The most noticeable characteristic of CARB syndrome is the apparent impairment of brain function that impairs a person’s ability to function in virtually all settings. It’s also interesting to note that increases or decreases in brain dysfunction symptoms seem to precede changes in body composition, suggesting that the brain calls the shots when it comes to fat storage, consistent with known physiology.
The treatment for CARB syndrome is relatively complex, but the key to effective treatment is to suppress the brain dysfunction symptoms that make lifestyle changes virtually impossible. The lead symptoms of CARB syndrome are excessive hunger and powerful cravings for sweet and starchy food. If you throw in some of the other 22 CARB syndrome symptoms, people simply can’t comply with healthy lifestyle changes. Decades ago, I learned the key to the successful treatment of CARB syndrome is to suppress these symptoms using low dose medications combined with the monoamine neurotransmitter precursors L-tyrosine and 5-htp in a ratio of 10 to 1.
I was also probably the first primary care physician in the world to prescribe the notorious Fen-Phen combination. I never prescribed these drugs as “weight loss” drugs because I learned that they lost mainly lean body mass rather than fat when people under ate below their bodies’ metabolic needs. However, these two drugs were extremely effective at suppressing or eliminating CARB syndrome symptoms, so patients could easily comply with the needed lifestyle changes. Patients would report that they felt “normal” virtually overnight for the first time in years after taking Fen-Phen. I also learned that to keep the medications working long term, they need to take the precursors discussed above to help maintain dopamine, norepinephrine, and serotonin levels. Over some time, I would taper the drugs and leave them on the precursors. I measured their body composition at every visit, and if a patient was losing lean body mass rather than fat, I would tell them they needed to increase their caloric intake, or I would stop the drugs.
Eventually, Fen-Phen was withdrawn from the market due to heart valve deformities. As far as I know, none of the patients I treated with this combination developed heart valve problems. I suspect it’s because I used low doses and precursors, and I didn’t use the drugs long term. I later switched to using low dose phentermine, which is still available along with a low dose of an SSRI medication like Prozac, Celexa, Lexapro, and precursors.
I find it enlightening that even today, I can prescribe drugs known to cause heart valve problems, including dopamine agonists and ergot alkaloids. Of course, Parkinson’s disease and migraine headaches are “real” diseases, unlike obesity, which is seen as a choice. Sad, very sad.
The pathology, diagnosis, and treatment of CARB syndrome are a bit complex. For more details, please read my book, “Brain Drain.” Once you understand that there are six forms of obesity, each with their unique pathology and treatment, our current worldwide obesity mess becomes quite clear.

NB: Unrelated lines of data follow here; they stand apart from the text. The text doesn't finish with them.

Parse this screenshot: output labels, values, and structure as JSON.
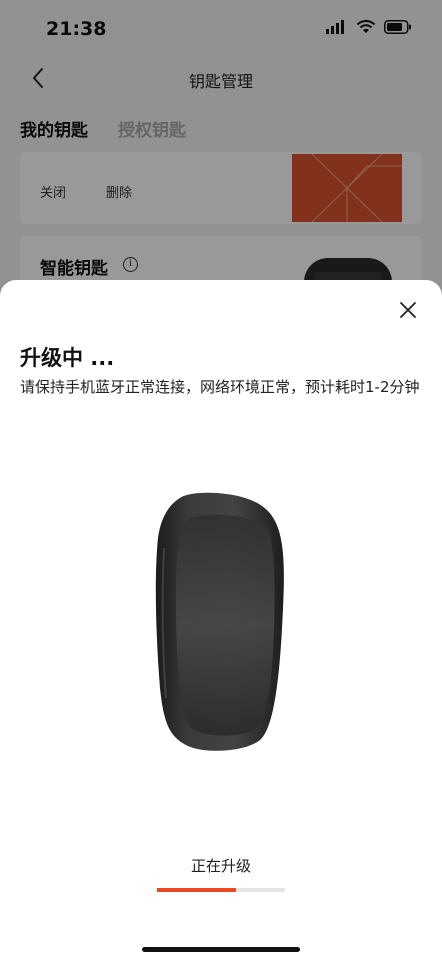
{
  "status_bar": {
    "time": "21:38"
  },
  "nav": {
    "title": "钥匙管理"
  },
  "tabs": [
    {
      "label": "我的钥匙",
      "active": true
    },
    {
      "label": "授权钥匙",
      "active": false
    }
  ],
  "key_card": {
    "close_label": "关闭",
    "delete_label": "删除"
  },
  "smart_key_card": {
    "title": "智能钥匙",
    "info_glyph": "i"
  },
  "sheet": {
    "title": "升级中 ...",
    "description": "请保持手机蓝牙正常连接，网络环境正常，预计耗时1-2分钟",
    "progress_label": "正在升级",
    "progress": 0.62
  },
  "colors": {
    "accent": "#ea4a21",
    "card_image": "#d9542c"
  }
}
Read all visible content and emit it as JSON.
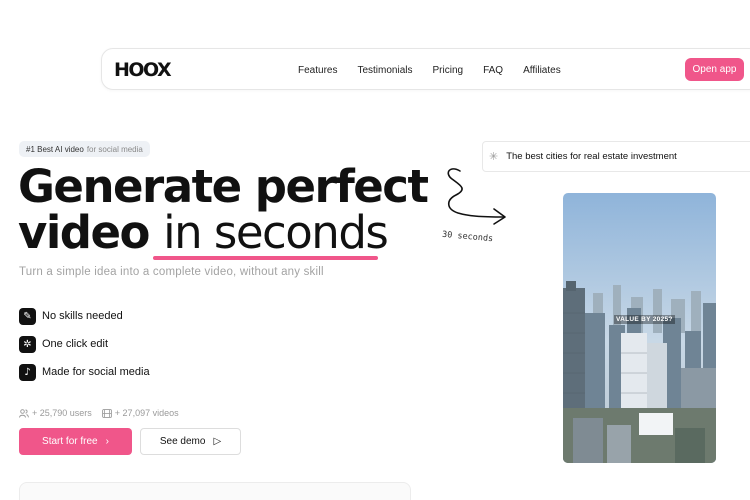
{
  "header": {
    "logo": "HOOX",
    "nav": [
      "Features",
      "Testimonials",
      "Pricing",
      "FAQ",
      "Affiliates"
    ],
    "cta": "Open app"
  },
  "hero": {
    "badge_strong": "#1 Best AI video",
    "badge_muted": "for social media",
    "headline_line1": "Generate perfect",
    "headline_line2_bold": "video ",
    "headline_line2_light": "in seconds",
    "subtitle": "Turn a simple idea into a complete video, without any skill",
    "features": [
      {
        "icon": "compass-icon",
        "glyph": "✎",
        "label": "No skills needed"
      },
      {
        "icon": "magic-click-icon",
        "glyph": "✲",
        "label": "One click edit"
      },
      {
        "icon": "tiktok-icon",
        "glyph": "♪",
        "label": "Made for social media"
      }
    ],
    "stats": {
      "users": "+ 25,790 users",
      "videos": "+ 27,097 videos"
    },
    "primary_button": "Start for free",
    "primary_button_icon": "›",
    "secondary_button": "See demo",
    "secondary_button_icon": "▷"
  },
  "demo": {
    "prompt": "The best cities for real estate investment",
    "hand_label": "30 seconds",
    "video_caption": "VALUE BY 2025?"
  },
  "colors": {
    "accent": "#f0568a",
    "text": "#111111",
    "muted": "#a3a3a3"
  }
}
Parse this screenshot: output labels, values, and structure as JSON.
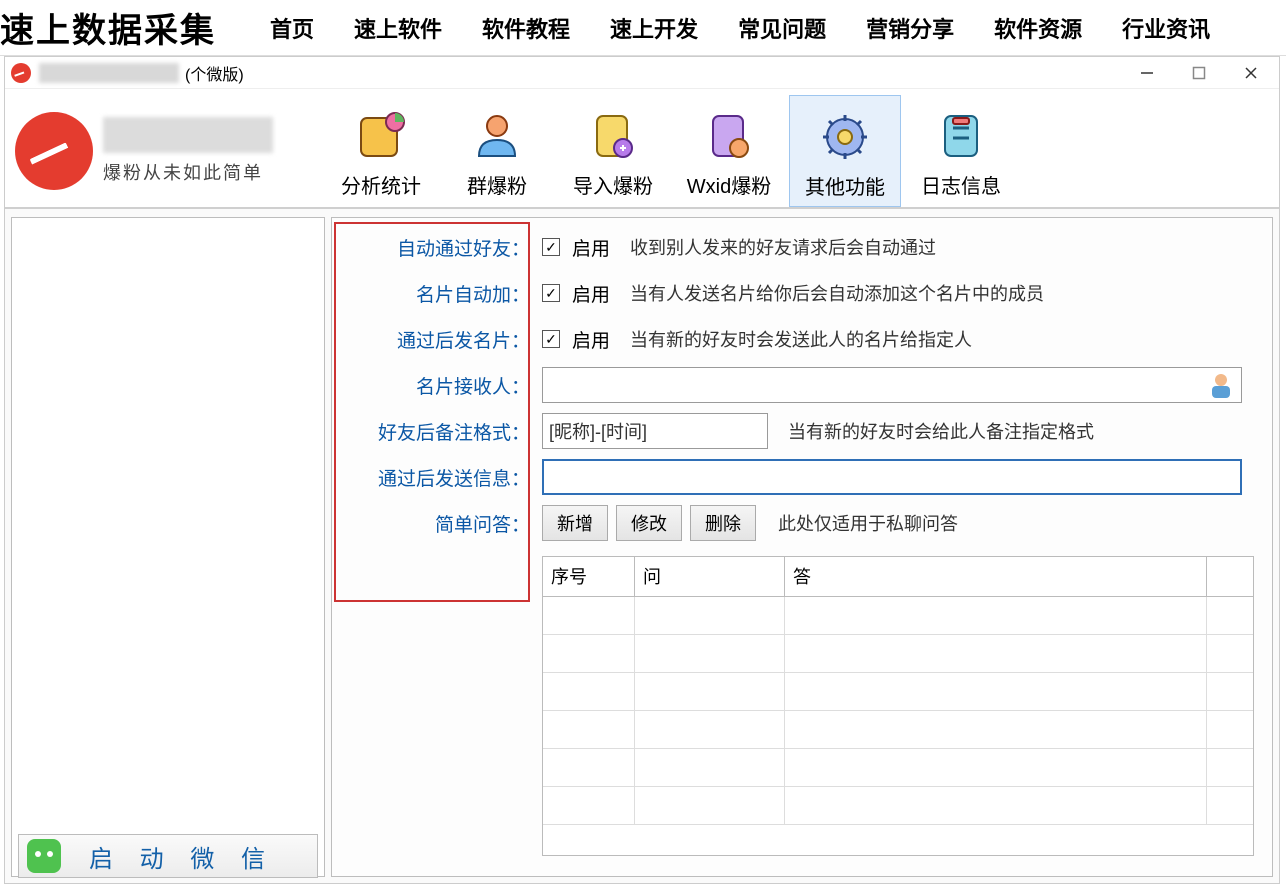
{
  "site": {
    "logo": "速上数据采集",
    "nav": [
      "首页",
      "速上软件",
      "软件教程",
      "速上开发",
      "常见问题",
      "营销分享",
      "软件资源",
      "行业资讯"
    ]
  },
  "window": {
    "title_suffix": "(个微版)"
  },
  "brand": {
    "slogan": "爆粉从未如此简单"
  },
  "toolbar": {
    "items": [
      {
        "id": "stats",
        "label": "分析统计"
      },
      {
        "id": "group",
        "label": "群爆粉"
      },
      {
        "id": "import",
        "label": "导入爆粉"
      },
      {
        "id": "wxid",
        "label": "Wxid爆粉"
      },
      {
        "id": "other",
        "label": "其他功能",
        "active": true
      },
      {
        "id": "log",
        "label": "日志信息"
      }
    ]
  },
  "side": {
    "start_wechat": "启 动 微 信"
  },
  "form": {
    "auto_pass": {
      "label": "自动通过好友：",
      "enable": "启用",
      "checked": true,
      "hint": "收到别人发来的好友请求后会自动通过"
    },
    "card_auto_add": {
      "label": "名片自动加：",
      "enable": "启用",
      "checked": true,
      "hint": "当有人发送名片给你后会自动添加这个名片中的成员"
    },
    "send_card_after": {
      "label": "通过后发名片：",
      "enable": "启用",
      "checked": true,
      "hint": "当有新的好友时会发送此人的名片给指定人"
    },
    "card_recipient": {
      "label": "名片接收人：",
      "value": ""
    },
    "remark_format": {
      "label": "好友后备注格式：",
      "value": "[昵称]-[时间]",
      "hint": "当有新的好友时会给此人备注指定格式"
    },
    "send_msg_after": {
      "label": "通过后发送信息：",
      "value": ""
    },
    "qa": {
      "label": "简单问答：",
      "btn_add": "新增",
      "btn_edit": "修改",
      "btn_del": "删除",
      "hint": "此处仅适用于私聊问答",
      "columns": {
        "seq": "序号",
        "q": "问",
        "a": "答"
      }
    }
  }
}
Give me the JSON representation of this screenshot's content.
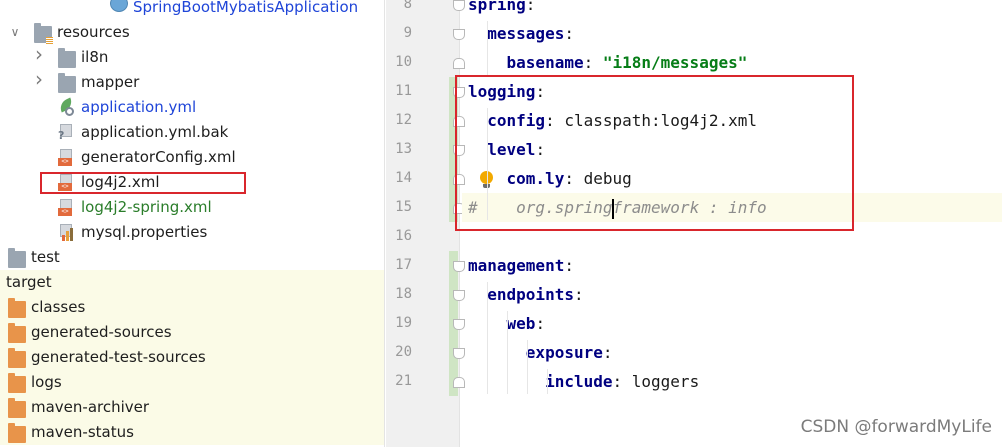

I find it interesting that the talent and genius that Little Richard bought to the world of music is sharply contrasted by the lack of talent and inspiration that the medical and scientific communities brought to our understanding of obesity. It is my mission to correct this tragic situation.